  22. What are the surgical tx of  (hip) fractures?

    What is the purpose?
    ORIF: open reduction internal fixation; w/ hip fractures; reduce fracture by correcting the alignment and apply hardware to hold bone in place; fracture heals.
  23. What is External Fixation?
    Frame connected to pins that are inserted into bone.
  24. Neurovascular assessment:

    What are the 5 P's?
    pain, pulse, palor, paralysis, parasthesia.
  25. Complications of fracture: What is "compartment syndrome"?

    In what time frame does it usually occur post-op?
    (usually calf)
    A compartment usually contains a group of muscles, nerves, and BVs held together by a FASCIA. 

    When the compartment's pressure is increased, it may block BVs to tissues in the compartment causing acidosis & necrosis.
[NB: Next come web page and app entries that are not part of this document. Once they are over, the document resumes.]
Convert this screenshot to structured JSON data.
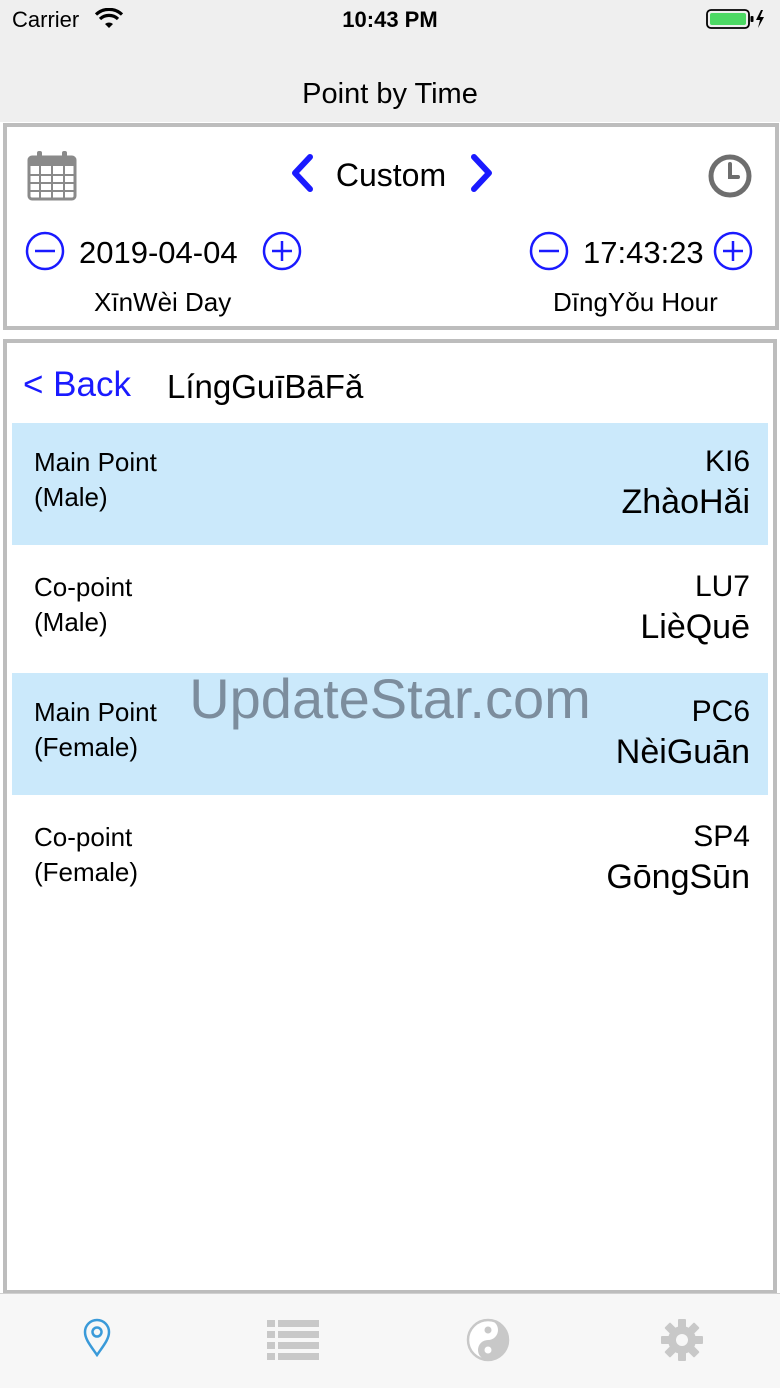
{
  "status_bar": {
    "carrier": "Carrier",
    "time": "10:43 PM"
  },
  "nav": {
    "title": "Point by Time"
  },
  "selector": {
    "mode": "Custom",
    "date": "2019-04-04",
    "day_name": "XīnWèi Day",
    "time": "17:43:23",
    "hour_name": "DīngYǒu Hour"
  },
  "list": {
    "back_label": "< Back",
    "title": "LíngGuīBāFǎ",
    "rows": [
      {
        "label_line1": "Main Point",
        "label_line2": "(Male)",
        "code": "KI6",
        "name": "ZhàoHǎi",
        "highlighted": true
      },
      {
        "label_line1": "Co-point",
        "label_line2": "(Male)",
        "code": "LU7",
        "name": "LièQuē",
        "highlighted": false
      },
      {
        "label_line1": "Main Point",
        "label_line2": "(Female)",
        "code": "PC6",
        "name": "NèiGuān",
        "highlighted": true
      },
      {
        "label_line1": "Co-point",
        "label_line2": "(Female)",
        "code": "SP4",
        "name": "GōngSūn",
        "highlighted": false
      }
    ]
  },
  "watermark": "UpdateStar.com",
  "tabbar": {
    "tabs": [
      {
        "icon": "location-pin-icon",
        "active": true
      },
      {
        "icon": "list-icon",
        "active": false
      },
      {
        "icon": "yin-yang-icon",
        "active": false
      },
      {
        "icon": "gear-icon",
        "active": false
      }
    ]
  },
  "colors": {
    "accent": "#1a1aff",
    "highlight_row": "#cbe9fb",
    "active_tab": "#3a9ad9",
    "inactive_tab": "#c8c8c8"
  }
}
The fascia is also unable to expand to meet the swelling of the compartment.

    Usually 48h post op.
  26. What is done for surgical tx of "compartment syndrome"?

    @ risk for?
    Fasciotomy to reduce swelling and fluid & relieve pressure.

    @ risk for infection.
  27. Primary concern for Fat embolism of systems is which system?

    Explain phys of (fat) embolism.

    (usually within 12-72h of fracture)
    Respiratory: d/t embolism causing occlusion.

    • Bone marrow has fat cells—w/ injury to long bone (femur, tibia, etc.), fat cells are released from bone
    • marrow—enter venous compartment and combine with platelets—form clots—move throughout body—occludes small BVs that supply the lungs, brain, kidneys, and other organs.
  28. DVT.

    What are the 3 factors that produce DVT?

    What do tx include?
    Venous stasis (not moving)

    Injury to BV wall (inflammation)

    Altered blood coagulation

    Tx: Compression stocking/device to promote venous return; anticoagulants to prevent clot formation.
  29. What may be a complication of DVT?
    Blood clots in your veins can break loose, travel through your bloodstream and lodge in your lungs, blocking blood flow (pulmonary embolism).
  30. What 3 conditions may happen post surgery and what are the s/sx?
    FE, DVT, compartment syndrome

    s/sx: SOB, chest pain on inhalation, dizziness, rapid pulse, coughing up blood.
  31. Hip Fracture.

    What is it a fracture of?

    What is the difference between intracapsular and extracapsular?
    Fracture of the femur @ the head, neck or trochanteric area of the bone.

    • Intra: Head or neck of femur; –Inside
    • the acetabulum—poorer blood supply.

    • Extra: Trochanteric
    • area; Outside the acetabulum—better blood supply—covered by periosteum
  32. Hip Fracture.

    What is the tx (#1 priority)?

    ASAP: Surgery: ORIF/CRIF

    Total joint replacement (arthroplasty)

    • –Replace the head with a metal cap or ball and line acetabulum with metal or
    • polyethylene liner